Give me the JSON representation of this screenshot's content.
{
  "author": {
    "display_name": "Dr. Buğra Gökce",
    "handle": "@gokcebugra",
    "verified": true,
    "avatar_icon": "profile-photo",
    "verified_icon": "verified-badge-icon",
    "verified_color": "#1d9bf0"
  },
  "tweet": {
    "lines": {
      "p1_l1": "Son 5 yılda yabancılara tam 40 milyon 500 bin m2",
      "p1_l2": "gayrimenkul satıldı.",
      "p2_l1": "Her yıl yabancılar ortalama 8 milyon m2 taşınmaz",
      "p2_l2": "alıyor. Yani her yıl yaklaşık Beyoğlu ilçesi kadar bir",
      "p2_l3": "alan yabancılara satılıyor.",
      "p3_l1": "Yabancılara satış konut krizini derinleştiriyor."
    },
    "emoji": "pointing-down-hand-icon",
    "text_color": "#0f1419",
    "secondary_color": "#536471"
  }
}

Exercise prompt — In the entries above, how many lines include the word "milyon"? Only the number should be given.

Answer to this task — 2